A Conversation with an MLK Historic Site Interpreter

In light of the #VoteYourPark campaign, in which the MLK Historic Site is competing for preservation funds for Historic Ebenezer Baptist Church, we chatted with MarQuis Bullock on what makes this national historic site such a special place. Remember to #VoteYourPark every day through July 5!

Tell us a few quick things about you—Where are you from? How long have you been in Atlanta? 

My name is MarQuis Bullock, and I’ve worked for the National Park Service for a little over four years. I was born and raised in Little Rock, Arkansas and found my park there at Little Rock Central High School National Historic Site. I currently work at the Martin Luther King, Jr. National Historic Site, and I’ve been in the city of Atlanta for about 3 months now.

How long have you worked as an interpreter at the MLK National Historic Site, and how did you come to work there?

I’ve been working as an interpreter for three months here at MALU. In college, I was hired through the “Pathways Program,” which provides career opportunities in the Federal Government for current students and recent graduates. After graduation, I decided to pursue a career with the National Park Service and, albeit through many channels, eventually came here to Atlanta to work at Martin Luther King, Jr. National Historic Site.

What would you say is the best part of your job?

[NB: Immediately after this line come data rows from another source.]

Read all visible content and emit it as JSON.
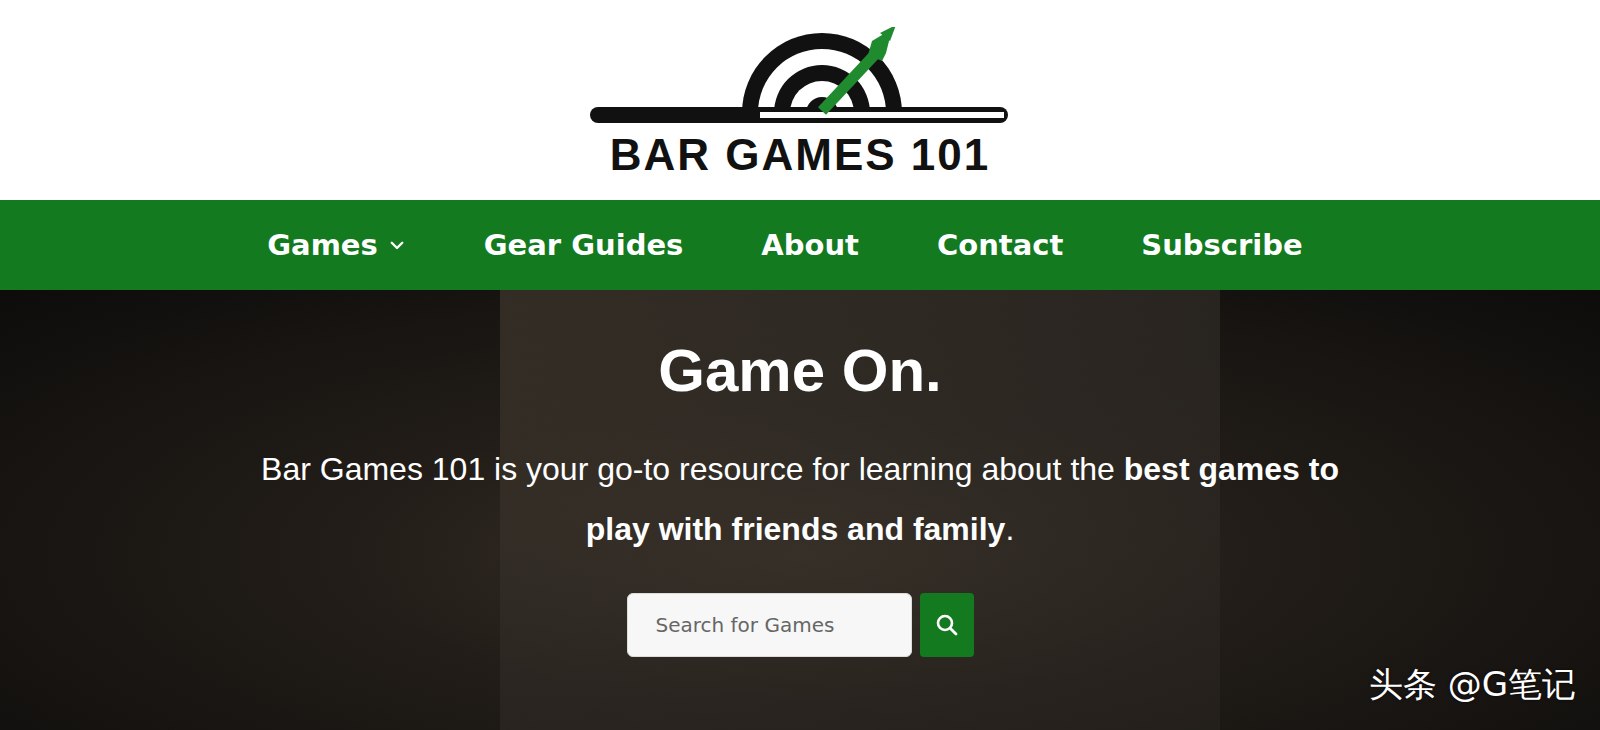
{
  "header": {
    "logo_text": "BAR GAMES 101"
  },
  "nav": {
    "items": [
      {
        "label": "Games",
        "kind": "dropdown"
      },
      {
        "label": "Gear Guides",
        "kind": "link"
      },
      {
        "label": "About",
        "kind": "link"
      },
      {
        "label": "Contact",
        "kind": "link"
      },
      {
        "label": "Subscribe",
        "kind": "link"
      }
    ]
  },
  "hero": {
    "title": "Game On.",
    "paragraph": [
      {
        "text": "Bar Games 101 is your go-to resource for learning about the ",
        "bold": false
      },
      {
        "text": "best games to play with friends and family",
        "bold": true
      },
      {
        "text": ".",
        "bold": false
      }
    ],
    "search": {
      "placeholder": "Search for Games"
    }
  },
  "watermark": "头条 @G笔记"
}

Oh man, for me that’s like trying to pick my favorite book. But one of the highlights of being a frontline interpreter is leading tours of Dr. King’s birth home. It is LITERALLY like stepping into a time machine. Everything’s been restored to a close resemblance of its condition in the 1930s. This part of our site is also a highlight for visitors. And because I give tours almost daily, I think I’ve gotten accustomed to being in the house and to all of its elements. But when I’m providing tours and the visitors and I are engaging in a sort of confluence of imagination, I sort of begin to see the resource through their eyes and am reminded of where I am and what I’m talking about at that particular moment in time. Visitors remind me of my own privilege in working for the National Park Service and this site.

What are some of the challenges of working at the MLK Site?

The National Park Service advocates making connections to the resources, as a ranger and a visitor. Rangers are sort of a conduit between the visitor and the resource. Perhaps this isn’t a challenge, but I’m aware that all visitors are singular individuals, and while many ideas and tangible materials have a universality we all understand, we too, as human beings, have a specific perspective which aids our attraction or connection to whatever is being presented. So as a ranger I strive to assess my audience and discover their objectives in visiting the site and therefore allow them to make their own connections. Sometimes I know if I’m successful and other times the impact can be kind of nontransparent.
 

What sets the MLK Site apart from other National Parks or National Historic Sites?

Our park bears the name of a prodigious figure in world history, but so do other parks. But one could say that Dr. King’s entire life cycle is represented here. We have the very house in which he not only grew up, but where he was also born. We have Historic Ebenezer Baptist, which was the nascence of his spiritual self, and visitors can gaze upon his burial site. This park holds the symbols of the life and death of Dr. Martin Luther King, Jr.  

What do you hope people learn or “take home” when they visit the MLK Site?

I hope visitors leave with a great sense of Dr. King’s humanity. He’s been apotheosized to a great degree in our history and culture, and what we strive to do as rangers is provide visitors with the notion that before he became a major figure and voice of a great human struggle, he was someone’s child, grandchild, husband, and father. He belonged to someone else before he gave his life for us.

Why should people vote for Ebenezer Baptist Church to win these preservation funds?

As mentioned before, Historic Ebenezer was Dr. King’s spiritual home. He was baptized there and co-pastored there with his father. Visitors can listen to sermons he preached from the very pulpit of the sanctuary. Many visitors remind us that this is one of the greatest treasures of our country, and we are of the same opinion. In the National Park Service’s centennial year, I wouldn’t be too partial if I said that it’d be wonderful see Historic Ebenezer still standing 100 years from now.